=== EXERCISE BRIEF ===
Without the pictures, output the records below word for word.

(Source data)

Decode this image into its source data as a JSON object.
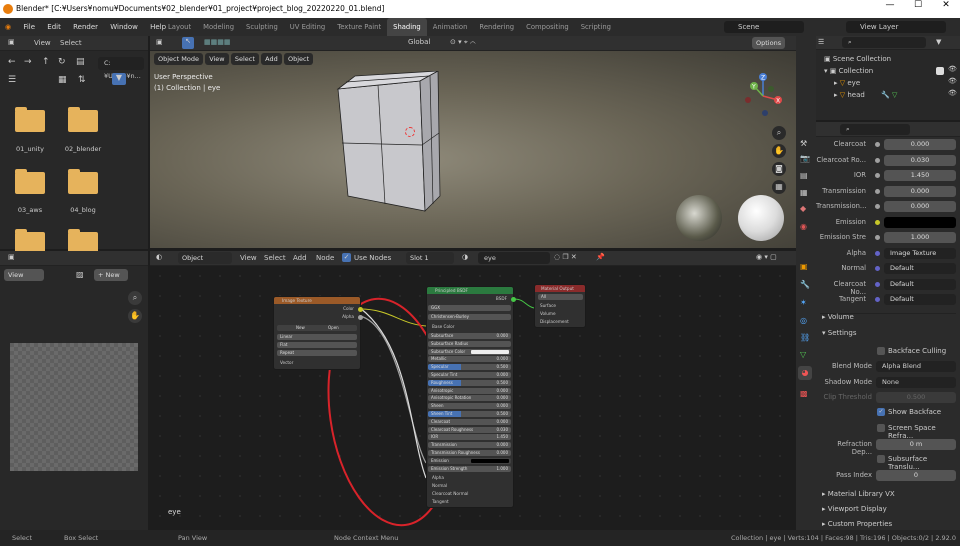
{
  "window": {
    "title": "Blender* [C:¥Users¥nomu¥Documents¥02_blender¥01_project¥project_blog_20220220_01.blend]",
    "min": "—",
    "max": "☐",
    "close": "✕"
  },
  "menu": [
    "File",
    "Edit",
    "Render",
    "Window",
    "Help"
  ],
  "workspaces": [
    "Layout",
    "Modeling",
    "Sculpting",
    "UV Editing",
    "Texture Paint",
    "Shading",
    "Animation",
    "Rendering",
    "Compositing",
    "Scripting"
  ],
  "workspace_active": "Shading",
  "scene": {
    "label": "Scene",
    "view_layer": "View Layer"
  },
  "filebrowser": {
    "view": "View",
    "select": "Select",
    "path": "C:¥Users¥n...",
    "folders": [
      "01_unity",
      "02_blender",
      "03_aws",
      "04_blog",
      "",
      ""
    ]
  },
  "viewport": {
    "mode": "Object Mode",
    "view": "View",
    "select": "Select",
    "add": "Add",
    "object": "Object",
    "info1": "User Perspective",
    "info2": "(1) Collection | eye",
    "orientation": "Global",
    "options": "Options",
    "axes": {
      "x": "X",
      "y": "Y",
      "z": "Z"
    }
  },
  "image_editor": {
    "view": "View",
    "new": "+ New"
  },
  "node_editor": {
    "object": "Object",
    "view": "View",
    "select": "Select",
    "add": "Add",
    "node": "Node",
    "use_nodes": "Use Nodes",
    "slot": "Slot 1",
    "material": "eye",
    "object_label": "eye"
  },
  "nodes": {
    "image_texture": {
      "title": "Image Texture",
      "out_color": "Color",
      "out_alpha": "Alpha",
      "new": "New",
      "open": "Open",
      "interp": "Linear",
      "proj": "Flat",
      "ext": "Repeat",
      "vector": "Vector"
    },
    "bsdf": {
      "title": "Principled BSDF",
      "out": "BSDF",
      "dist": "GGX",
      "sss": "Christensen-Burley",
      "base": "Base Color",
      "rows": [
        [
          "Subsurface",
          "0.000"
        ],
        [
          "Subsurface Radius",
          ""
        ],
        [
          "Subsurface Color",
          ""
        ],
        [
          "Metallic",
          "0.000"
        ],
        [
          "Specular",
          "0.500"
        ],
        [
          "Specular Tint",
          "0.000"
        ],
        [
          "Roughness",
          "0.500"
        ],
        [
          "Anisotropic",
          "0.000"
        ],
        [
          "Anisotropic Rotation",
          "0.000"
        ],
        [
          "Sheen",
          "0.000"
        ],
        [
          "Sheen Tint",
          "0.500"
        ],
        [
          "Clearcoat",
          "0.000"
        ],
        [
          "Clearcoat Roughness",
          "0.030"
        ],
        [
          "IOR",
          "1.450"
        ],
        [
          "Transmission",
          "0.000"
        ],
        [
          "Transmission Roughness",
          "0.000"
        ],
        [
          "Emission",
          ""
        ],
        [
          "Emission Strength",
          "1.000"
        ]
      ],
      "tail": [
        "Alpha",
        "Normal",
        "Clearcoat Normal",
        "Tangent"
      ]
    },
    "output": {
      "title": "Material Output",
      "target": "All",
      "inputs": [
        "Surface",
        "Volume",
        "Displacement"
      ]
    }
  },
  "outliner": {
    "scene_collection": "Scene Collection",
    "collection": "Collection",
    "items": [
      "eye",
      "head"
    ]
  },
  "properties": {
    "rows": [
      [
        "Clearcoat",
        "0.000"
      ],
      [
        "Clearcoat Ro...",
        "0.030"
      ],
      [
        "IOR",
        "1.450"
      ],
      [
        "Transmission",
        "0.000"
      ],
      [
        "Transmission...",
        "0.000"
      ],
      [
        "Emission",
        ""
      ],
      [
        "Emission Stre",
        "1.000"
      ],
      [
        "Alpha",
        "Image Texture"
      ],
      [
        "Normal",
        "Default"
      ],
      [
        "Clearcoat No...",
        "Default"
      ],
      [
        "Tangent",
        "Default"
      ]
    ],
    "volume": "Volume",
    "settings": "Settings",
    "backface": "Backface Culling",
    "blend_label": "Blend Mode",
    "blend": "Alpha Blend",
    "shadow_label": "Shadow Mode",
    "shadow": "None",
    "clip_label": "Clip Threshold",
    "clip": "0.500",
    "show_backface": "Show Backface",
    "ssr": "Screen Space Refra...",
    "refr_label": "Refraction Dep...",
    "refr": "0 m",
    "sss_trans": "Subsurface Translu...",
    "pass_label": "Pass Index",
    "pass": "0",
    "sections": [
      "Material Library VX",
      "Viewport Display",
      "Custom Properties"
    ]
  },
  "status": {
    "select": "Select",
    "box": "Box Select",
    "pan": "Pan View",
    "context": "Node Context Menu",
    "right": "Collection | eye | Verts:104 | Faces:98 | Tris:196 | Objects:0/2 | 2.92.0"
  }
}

=== OUTPUT ===
Decode this image into its source data as a JSON object.
{
  "window": {
    "title": "Blender* [C:¥Users¥nomu¥Documents¥02_blender¥01_project¥project_blog_20220220_01.blend]",
    "min": "—",
    "max": "☐",
    "close": "✕"
  },
  "menu": [
    "File",
    "Edit",
    "Render",
    "Window",
    "Help"
  ],
  "workspaces": [
    "Layout",
    "Modeling",
    "Sculpting",
    "UV Editing",
    "Texture Paint",
    "Shading",
    "Animation",
    "Rendering",
    "Compositing",
    "Scripting"
  ],
  "workspace_active": "Shading",
  "scene": {
    "label": "Scene",
    "view_layer": "View Layer"
  },
  "filebrowser": {
    "view": "View",
    "select": "Select",
    "path": "C:¥Users¥n...",
    "folders": [
      "01_unity",
      "02_blender",
      "03_aws",
      "04_blog",
      "",
      ""
    ]
  },
  "viewport": {
    "mode": "Object Mode",
    "view": "View",
    "select": "Select",
    "add": "Add",
    "object": "Object",
    "info1": "User Perspective",
    "info2": "(1) Collection | eye",
    "orientation": "Global",
    "options": "Options",
    "axes": {
      "x": "X",
      "y": "Y",
      "z": "Z"
    }
  },
  "image_editor": {
    "view": "View",
    "new": "+ New"
  },
  "node_editor": {
    "object": "Object",
    "view": "View",
    "select": "Select",
    "add": "Add",
    "node": "Node",
    "use_nodes": "Use Nodes",
    "slot": "Slot 1",
    "material": "eye",
    "object_label": "eye"
  },
  "nodes": {
    "image_texture": {
      "title": "Image Texture",
      "out_color": "Color",
      "out_alpha": "Alpha",
      "new": "New",
      "open": "Open",
      "interp": "Linear",
      "proj": "Flat",
      "ext": "Repeat",
      "vector": "Vector"
    },
    "bsdf": {
      "title": "Principled BSDF",
      "out": "BSDF",
      "dist": "GGX",
      "sss": "Christensen-Burley",
      "base": "Base Color",
      "rows": [
        [
          "Subsurface",
          "0.000"
        ],
        [
          "Subsurface Radius",
          ""
        ],
        [
          "Subsurface Color",
          ""
        ],
        [
          "Metallic",
          "0.000"
        ],
        [
          "Specular",
          "0.500"
        ],
        [
          "Specular Tint",
          "0.000"
        ],
        [
          "Roughness",
          "0.500"
        ],
        [
          "Anisotropic",
          "0.000"
        ],
        [
          "Anisotropic Rotation",
          "0.000"
        ],
        [
          "Sheen",
          "0.000"
        ],
        [
          "Sheen Tint",
          "0.500"
        ],
        [
          "Clearcoat",
          "0.000"
        ],
        [
          "Clearcoat Roughness",
          "0.030"
        ],
        [
          "IOR",
          "1.450"
        ],
        [
          "Transmission",
          "0.000"
        ],
        [
          "Transmission Roughness",
          "0.000"
        ],
        [
          "Emission",
          ""
        ],
        [
          "Emission Strength",
          "1.000"
        ]
      ],
      "tail": [
        "Alpha",
        "Normal",
        "Clearcoat Normal",
        "Tangent"
      ]
    },
    "output": {
      "title": "Material Output",
      "target": "All",
      "inputs": [
        "Surface",
        "Volume",
        "Displacement"
      ]
    }
  },
  "outliner": {
    "scene_collection": "Scene Collection",
    "collection": "Collection",
    "items": [
      "eye",
      "head"
    ]
  },
  "properties": {
    "rows": [
      [
        "Clearcoat",
        "0.000"
      ],
      [
        "Clearcoat Ro...",
        "0.030"
      ],
      [
        "IOR",
        "1.450"
      ],
      [
        "Transmission",
        "0.000"
      ],
      [
        "Transmission...",
        "0.000"
      ],
      [
        "Emission",
        ""
      ],
      [
        "Emission Stre",
        "1.000"
      ],
      [
        "Alpha",
        "Image Texture"
      ],
      [
        "Normal",
        "Default"
      ],
      [
        "Clearcoat No...",
        "Default"
      ],
      [
        "Tangent",
        "Default"
      ]
    ],
    "volume": "Volume",
    "settings": "Settings",
    "backface": "Backface Culling",
    "blend_label": "Blend Mode",
    "blend": "Alpha Blend",
    "shadow_label": "Shadow Mode",
    "shadow": "None",
    "clip_label": "Clip Threshold",
    "clip": "0.500",
    "show_backface": "Show Backface",
    "ssr": "Screen Space Refra...",
    "refr_label": "Refraction Dep...",
    "refr": "0 m",
    "sss_trans": "Subsurface Translu...",
    "pass_label": "Pass Index",
    "pass": "0",
    "sections": [
      "Material Library VX",
      "Viewport Display",
      "Custom Properties"
    ]
  },
  "status": {
    "select": "Select",
    "box": "Box Select",
    "pan": "Pan View",
    "context": "Node Context Menu",
    "right": "Collection | eye | Verts:104 | Faces:98 | Tris:196 | Objects:0/2 | 2.92.0"
  }
}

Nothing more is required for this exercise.